Both are expected to be fully healthy for camp in August as Nick Saban and company vie for yet another conference title and berth in the College Football Playoff.
The prohibition of alcohol at football stadiums has undergone one interesting about-face in college athletics the past 15 years or so. While various suite levels at stadiums across the country have generally had access to a few adult beverages, there’s been some very large programs that have opened up the taps in the general seating areas the last few years.
From West Virginia to Texas to Ohio State, more and more programs are selling beer and/or liquor across the board and raking in hundreds of thousands (if not millions) in added revenue while doing so. One conference that isn’t jumping in on that trend however has been the SEC, which has numerous restrictions on where those types of beverages can be sold. That may be about to change in the near future however according to SEC commissioner Greg Sankey.
“At some point, I’m relatively certain, there will be further review of the prohibition,” said Sankey on Monday, per The Tuscaloosa News. “That doesn’t predict any outcome.”
While you may think that the league is close to opening the floodgates on alcohol being served at stadiums across the conference, you probably shouldn’t jump to any conclusions on the matter as Sankey seemed to hold his ground and stand firm on keeping things as is right now.
“The conference has a policy that says that we’re not selling alcohol in the general seating area,” he added. “Now, you can agree or disagree with that policy, but that’s the policy. The basis for changing that or maintaining it is one that’s developed in the conversation.
“I think we were at like 98 percent ticket sales in football… So is that one-percent margin a trade that we’re going to make?”
It’s no secret that of-age fans can easily find a few beverages at SEC tailgates prior to games nowadays but it seems momentum is slowing building in the conference to allow fans to buy some during a game. It might not happen anytime in the very near future but the conversation is certainly going to keep popping up each year with many more schools across the country jumping in on this trend.

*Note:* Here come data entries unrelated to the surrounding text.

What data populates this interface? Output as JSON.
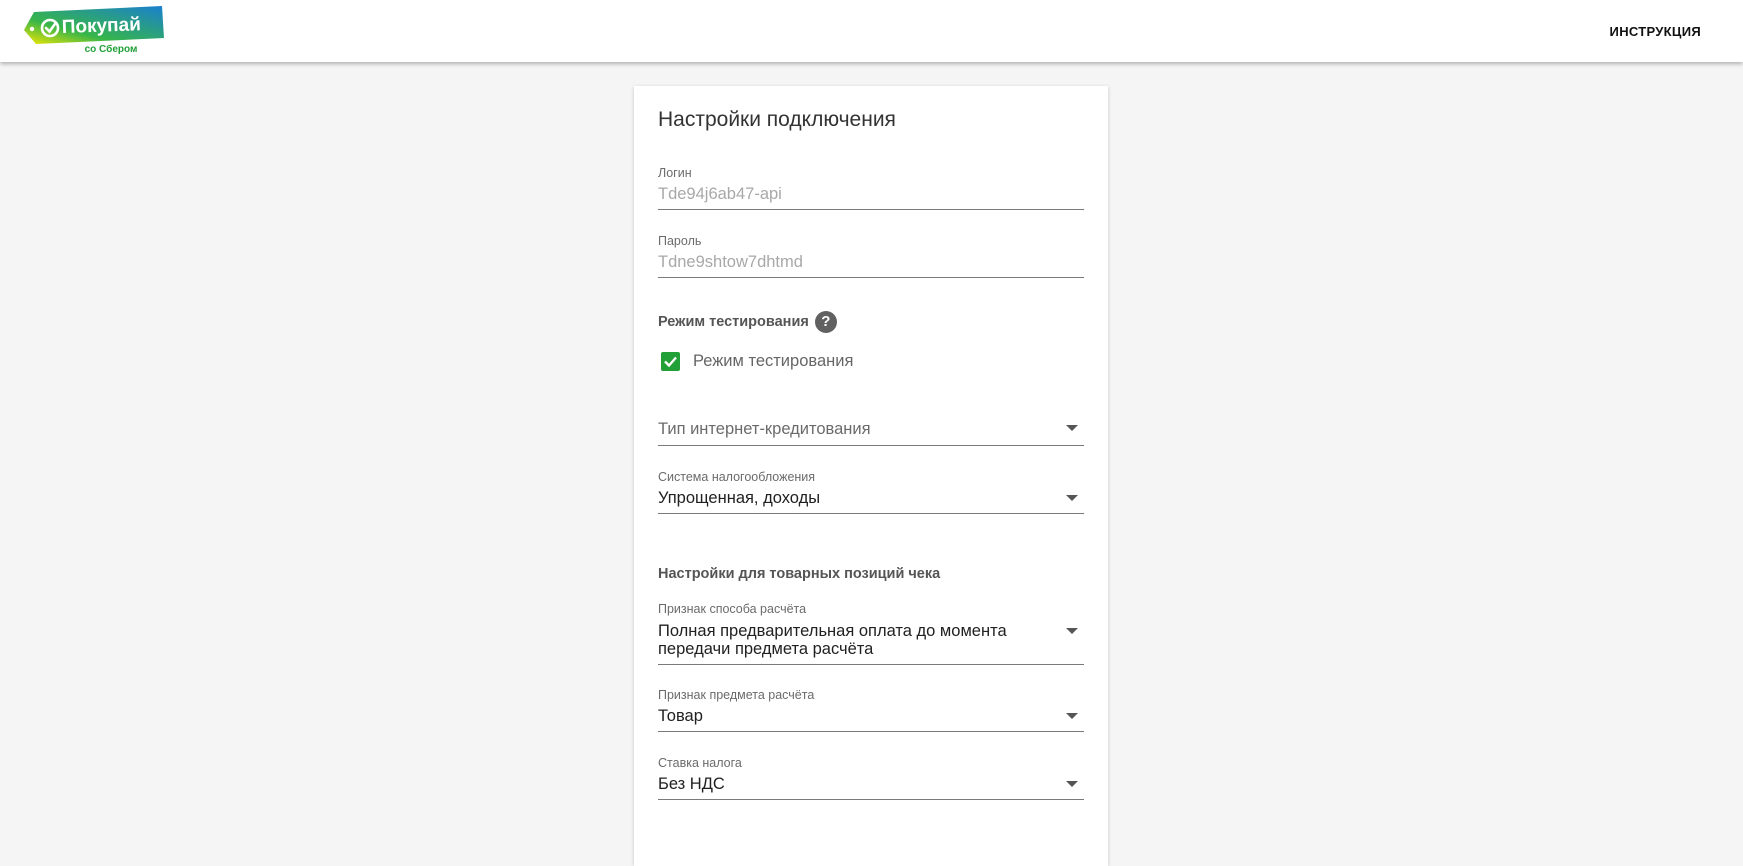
{
  "header": {
    "logo_text": "Покупай",
    "logo_sub": "со Сбером",
    "instruction_label": "ИНСТРУКЦИЯ"
  },
  "card": {
    "title": "Настройки подключения",
    "login": {
      "label": "Логин",
      "value": "Tde94j6ab47-api"
    },
    "password": {
      "label": "Пароль",
      "value": "Tdne9shtow7dhtmd"
    },
    "test_mode": {
      "section_label": "Режим тестирования",
      "checkbox_label": "Режим тестирования",
      "checked": true
    },
    "credit_type": {
      "placeholder": "Тип интернет-кредитования"
    },
    "tax_system": {
      "label": "Система налогообложения",
      "value": "Упрощенная, доходы"
    },
    "receipt_section": "Настройки для товарных позиций чека",
    "payment_method": {
      "label": "Признак способа расчёта",
      "value_line1": "Полная предварительная оплата до момента",
      "value_line2": "передачи предмета расчёта"
    },
    "payment_object": {
      "label": "Признак предмета расчёта",
      "value": "Товар"
    },
    "vat": {
      "label": "Ставка налога",
      "value": "Без НДС"
    }
  },
  "colors": {
    "accent_green": "#21a038",
    "logo_blue": "#1a8cd8",
    "logo_yellow": "#f2e700"
  },
  "icons": [
    "help-icon",
    "check-icon",
    "chevron-down-icon",
    "logo-check-icon"
  ]
}
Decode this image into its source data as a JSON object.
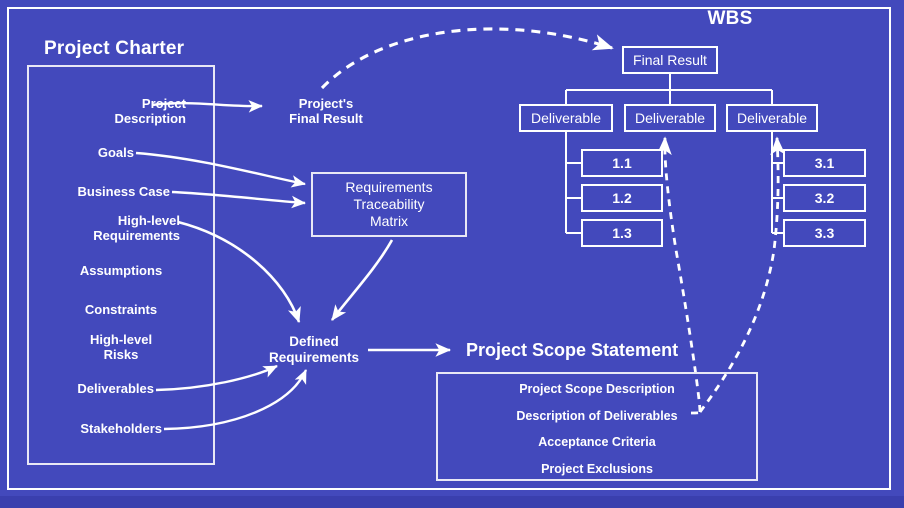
{
  "diagram": {
    "charter_title": "Project Charter",
    "wbs_title": "WBS",
    "scope_title": "Project Scope Statement"
  },
  "charter_items": [
    {
      "label": "Project\nDescription"
    },
    {
      "label": "Goals"
    },
    {
      "label": "Business Case"
    },
    {
      "label": "High-level\nRequirements"
    },
    {
      "label": "Assumptions"
    },
    {
      "label": "Constraints"
    },
    {
      "label": "High-level\nRisks"
    },
    {
      "label": "Deliverables"
    },
    {
      "label": "Stakeholders"
    }
  ],
  "nodes": {
    "project_final_result": "Project's\nFinal Result",
    "rtm": "Requirements\nTraceability\nMatrix",
    "defined_requirements": "Defined\nRequirements"
  },
  "wbs": {
    "root": "Final Result",
    "deliverables": [
      "Deliverable",
      "Deliverable",
      "Deliverable"
    ],
    "branch1": [
      "1.1",
      "1.2",
      "1.3"
    ],
    "branch3": [
      "3.1",
      "3.2",
      "3.3"
    ]
  },
  "scope_statement": {
    "items": [
      "Project Scope Description",
      "Description of Deliverables",
      "Acceptance Criteria",
      "Project Exclusions"
    ]
  },
  "colors": {
    "background": "#4349bc",
    "stroke": "#ffffff",
    "band": "#3a3fae"
  }
}
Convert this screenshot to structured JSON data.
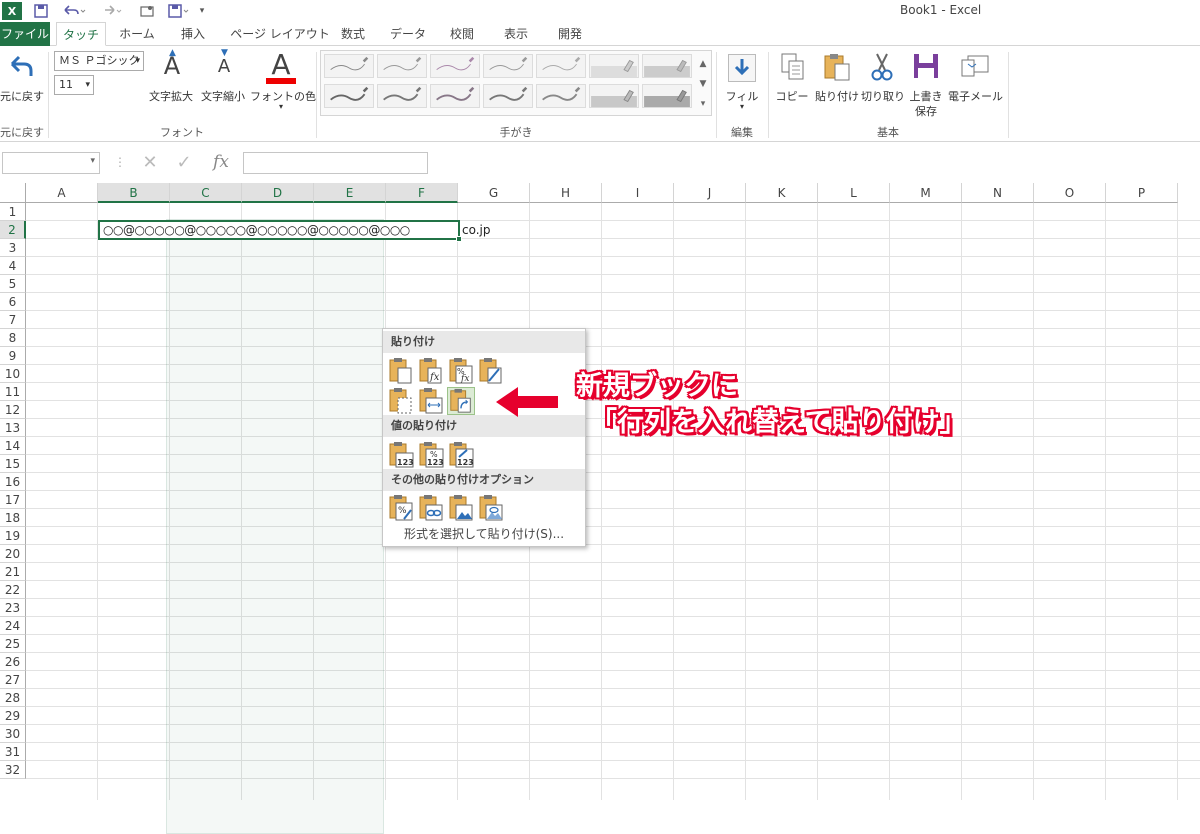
{
  "window": {
    "title": "Book1 - Excel"
  },
  "quick_access": {
    "save_icon": "save-icon",
    "undo_icon": "undo-icon",
    "redo_icon": "redo-icon",
    "touch_icon": "touch-mode-icon",
    "customize_icon": "customize-icon"
  },
  "tabs": [
    "ファイル",
    "タッチ",
    "ホーム",
    "挿入",
    "ページ レイアウト",
    "数式",
    "データ",
    "校閲",
    "表示",
    "開発"
  ],
  "ribbon": {
    "undo_label": "元に戻す",
    "undo_group": "元に戻す",
    "font_name": "ＭＳ Ｐゴシック",
    "font_size": "11",
    "grow_font": "文字拡大",
    "shrink_font": "文字縮小",
    "font_color": "フォントの色",
    "font_group": "フォント",
    "ink_group": "手がき",
    "fill_label": "フィル",
    "edit_group": "編集",
    "copy": "コピー",
    "paste": "貼り付け",
    "cut": "切り取り",
    "save_line1": "上書き",
    "save_line2": "保存",
    "email": "電子メール",
    "basic_group": "基本"
  },
  "formula_bar": {
    "cancel_glyph": "✕",
    "enter_glyph": "✓",
    "fx_glyph": "fx",
    "content": ""
  },
  "grid": {
    "columns": [
      "A",
      "B",
      "C",
      "D",
      "E",
      "F",
      "G",
      "H",
      "I",
      "J",
      "K",
      "L",
      "M",
      "N",
      "O",
      "P"
    ],
    "rows": [
      "1",
      "2",
      "3",
      "4",
      "5",
      "6",
      "7",
      "8",
      "9",
      "10",
      "11",
      "12",
      "13",
      "14",
      "15",
      "16",
      "17",
      "18",
      "19",
      "20",
      "21",
      "22",
      "23",
      "24",
      "25",
      "26",
      "27",
      "28",
      "29",
      "30",
      "31",
      "32"
    ],
    "cell_b2": "○○@○○○○○@○○○○○@○○○○○@○○○○○@○○○",
    "cell_overflow": "co.jp"
  },
  "context_menu": {
    "paste_header": "貼り付け",
    "values_header": "値の貼り付け",
    "other_header": "その他の貼り付けオプション",
    "paste_special": "形式を選択して貼り付け(S)...",
    "icon_label_123": "123",
    "icon_label_pct": "%",
    "icon_label_fx": "fx"
  },
  "annotation": {
    "line1": "新規ブックに",
    "line2": "「行列を入れ替えて貼り付け」",
    "color": "#e6002d"
  },
  "colors": {
    "accent": "#217346",
    "ribbon_border": "#d5d5d5"
  }
}
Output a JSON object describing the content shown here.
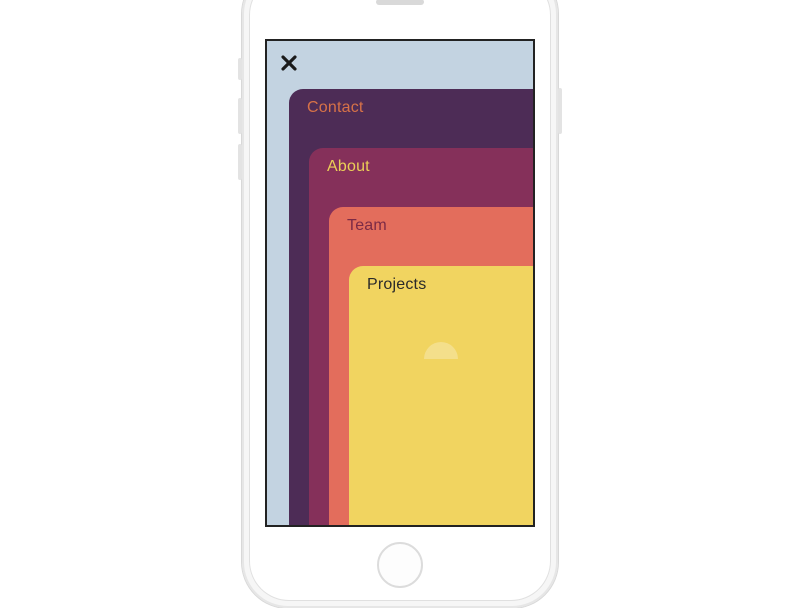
{
  "nav": {
    "cards": [
      {
        "label": "Contact",
        "bg": "#4d2c56",
        "text": "#d77248"
      },
      {
        "label": "About",
        "bg": "#85305a",
        "text": "#ebcf57"
      },
      {
        "label": "Team",
        "bg": "#e36d5c",
        "text": "#7c2a46"
      },
      {
        "label": "Projects",
        "bg": "#f1d460",
        "text": "#2a2a2a"
      }
    ]
  },
  "screen_bg": "#c3d3e1"
}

While we don’t yet know where former Notre Dame quarterback Malik Zaire is transferring to, we might have an idea of when he plans on making a move this offseason.
Per Orangebloods.com’s Anwar Richardson, the signal-caller has zeroed in on the end of May for an announcement on his new school in a timetable that coincides with the Irish’s graduation ceremonies. Perhaps just as interesting is the fact that there may also be a new school in the mix and it’s known for being a powerhouse of a different kind away from the gridiron.
“In addition, I was told a new school is in the mix. Zaire is still considering Texas, Wisconsin and Florida, and the grad transfer quarterback has added Harvard to his short list. It remains unclear how serious Zaire is about playing Ivy League football. If he does go that route, Harvard would be his landing spot.”
The Ivy League power is an interesting new destination for Zaire and could be a pretty good backup option given what’s going on at his other finalists.
While Texas and Wisconsin are both on his shortlist, both the Longhorns and Badgers return their starting quarterbacks from last season in Shane Buechele and Alex Hornibrook. Richardson reports that Zaire wants to start in 2017 and not hold a clipboard but he is still keeping his options opens when it comes to the thin depth charts at the position in both Austin and Madison.
Complicating things is Florida, which should be a prime landing spot for Zaire were it not for an SEC rule passed last year that is preventing him from transferring him there this offseason. The league is set to talk about changes to that rule at their spring meetings in Destin, Fla. but it remains unclear if the QB will wait and see before making a decision (and it’s entirely possible the SEC keeps things as they are).
Either way, the former Irish starter does not appear to be lacking options when it comes to the graduate transfer market.